Cysts are abnormal tissue growths that are filled with air, liquid or other material and can develop under the skin or in the bone. They come in many varieties, distinguished by their color, location on the body, cause and symptoms. There are hundreds of types of cysts. The most common include skin cysts such as sebaceous cysts and cherry angiomas, ovarian cysts, chalazions and ganglion cysts.
Skin cysts are the most common and most innocuous types of cysts. They do not cause cancer and can form anywhere on the skin or under its surface. These cysts can be drained, although they sometimes go away without any treatment.
Cherry angiomas form on top of the skin and are red and smooth. This type of cyst is more common in people who are at least 40 years old. Although they are harmless, cherry angiomas can be removed for aesthetic reasons.
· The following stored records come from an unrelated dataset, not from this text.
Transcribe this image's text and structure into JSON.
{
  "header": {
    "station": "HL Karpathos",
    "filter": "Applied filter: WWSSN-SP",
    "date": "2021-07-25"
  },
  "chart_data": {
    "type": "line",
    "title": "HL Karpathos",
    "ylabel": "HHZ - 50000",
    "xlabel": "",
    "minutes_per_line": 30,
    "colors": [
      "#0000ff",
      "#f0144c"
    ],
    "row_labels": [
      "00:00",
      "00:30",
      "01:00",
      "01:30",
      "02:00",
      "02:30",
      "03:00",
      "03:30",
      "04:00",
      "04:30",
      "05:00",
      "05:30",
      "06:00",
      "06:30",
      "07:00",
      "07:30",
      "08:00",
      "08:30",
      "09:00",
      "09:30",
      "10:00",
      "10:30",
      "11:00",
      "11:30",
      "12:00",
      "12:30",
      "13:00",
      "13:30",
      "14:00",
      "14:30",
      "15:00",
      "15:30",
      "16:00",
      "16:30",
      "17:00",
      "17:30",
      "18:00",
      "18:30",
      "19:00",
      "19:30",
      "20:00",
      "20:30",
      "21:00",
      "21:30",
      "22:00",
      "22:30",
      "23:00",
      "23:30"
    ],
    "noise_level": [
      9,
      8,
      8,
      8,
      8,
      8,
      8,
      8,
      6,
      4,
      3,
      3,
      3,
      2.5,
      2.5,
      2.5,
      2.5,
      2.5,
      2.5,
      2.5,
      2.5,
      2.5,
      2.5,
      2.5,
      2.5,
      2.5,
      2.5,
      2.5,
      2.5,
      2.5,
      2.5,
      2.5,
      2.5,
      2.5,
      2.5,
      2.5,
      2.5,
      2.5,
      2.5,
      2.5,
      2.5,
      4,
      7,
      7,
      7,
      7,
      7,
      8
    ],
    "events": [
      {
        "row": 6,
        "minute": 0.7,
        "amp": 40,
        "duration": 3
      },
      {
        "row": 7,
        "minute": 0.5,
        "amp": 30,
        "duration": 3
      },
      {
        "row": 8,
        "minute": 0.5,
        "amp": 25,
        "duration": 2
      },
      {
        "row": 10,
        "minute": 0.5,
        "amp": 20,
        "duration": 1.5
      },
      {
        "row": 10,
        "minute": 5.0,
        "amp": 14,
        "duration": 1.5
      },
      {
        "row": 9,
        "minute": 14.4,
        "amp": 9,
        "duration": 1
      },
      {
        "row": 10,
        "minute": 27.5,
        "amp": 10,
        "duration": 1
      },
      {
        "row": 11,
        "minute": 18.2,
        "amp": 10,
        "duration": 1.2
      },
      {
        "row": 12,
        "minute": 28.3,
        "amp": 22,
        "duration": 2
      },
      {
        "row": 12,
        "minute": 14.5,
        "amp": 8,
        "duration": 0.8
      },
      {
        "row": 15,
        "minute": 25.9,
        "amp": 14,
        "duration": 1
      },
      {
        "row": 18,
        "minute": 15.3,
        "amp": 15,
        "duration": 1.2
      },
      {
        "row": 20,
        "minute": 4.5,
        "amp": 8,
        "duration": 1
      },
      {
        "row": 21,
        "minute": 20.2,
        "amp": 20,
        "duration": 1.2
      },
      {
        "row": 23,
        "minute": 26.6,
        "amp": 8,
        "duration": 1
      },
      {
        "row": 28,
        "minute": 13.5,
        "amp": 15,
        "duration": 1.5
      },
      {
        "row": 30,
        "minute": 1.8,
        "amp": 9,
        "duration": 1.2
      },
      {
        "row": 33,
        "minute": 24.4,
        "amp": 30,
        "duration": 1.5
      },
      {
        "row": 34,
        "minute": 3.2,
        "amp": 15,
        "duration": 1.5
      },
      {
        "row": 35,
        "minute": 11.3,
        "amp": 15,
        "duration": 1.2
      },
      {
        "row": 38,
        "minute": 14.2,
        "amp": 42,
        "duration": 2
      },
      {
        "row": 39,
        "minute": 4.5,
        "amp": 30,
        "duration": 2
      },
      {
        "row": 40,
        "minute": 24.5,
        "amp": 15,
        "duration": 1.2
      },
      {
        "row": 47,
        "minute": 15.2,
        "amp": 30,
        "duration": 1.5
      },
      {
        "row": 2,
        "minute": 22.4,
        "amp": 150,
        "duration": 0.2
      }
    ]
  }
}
Sebaceous cysts develop under the skin and contain an oily substance. Hair follicles are a prime spot for these inflammations. As with many types of cysts, people who have sebaceous cysts should refrain from scratching or picking at the affected areas, because infection might occur.
Wet, warm compresses can be used to relieve any swelling or pain caused by sebaceous cysts. If the cysts do not go away or worsen, medical treatment should be sought. Removal might be necessary.
Ovarian cysts can form painlessly and disappear on their own, but they might become painful if they grow large or affect the ovary itself. These cysts can be caused by egg sacs that don’t properly break open or dissolve as part of the menstrual cycle. Endometriosis, a condition in which the tissue found inside the uterus appears elsewhere in the body, can cause ovarian cysts called endometriomas.
Chalazions appear around the eyes or eyelids and might resemble pimples. This type of cyst is caused by clogged and inflamed glands. Infection can worsen these bumps, so touching them unnecessarily is not recommended. Most chalazions can be eased at home with the application of warm compresses and doctor-prescribed drops or creams.
Ganglion cysts develop in the tissues near joints and tendons, often in the wrists or ankles. They also can occur behind the knees, in which case they are known as Baker's cysts. This type of cyst usually is filled with a thicker fluid than skin cysts.
A ganglion cyst causes painful swelling. No one is quite sure what causes ganglion cysts. Many of them will vanish without any treatment. If a ganglion cyst becomes too painful to bear or interferes with daily activities such as driving or walking, it can be drained and treated with steroid injections.
Cysts also can be classified based on whether they are cancerous. Benign cysts are noncancerous cysts. Malignant cysts are cancerous, and precancerous cysts are not cancerous but have the potential to become cancerous. Anyone who is concerned about these types of cysts or any other lumps and bumps should talk to a healthcare professional.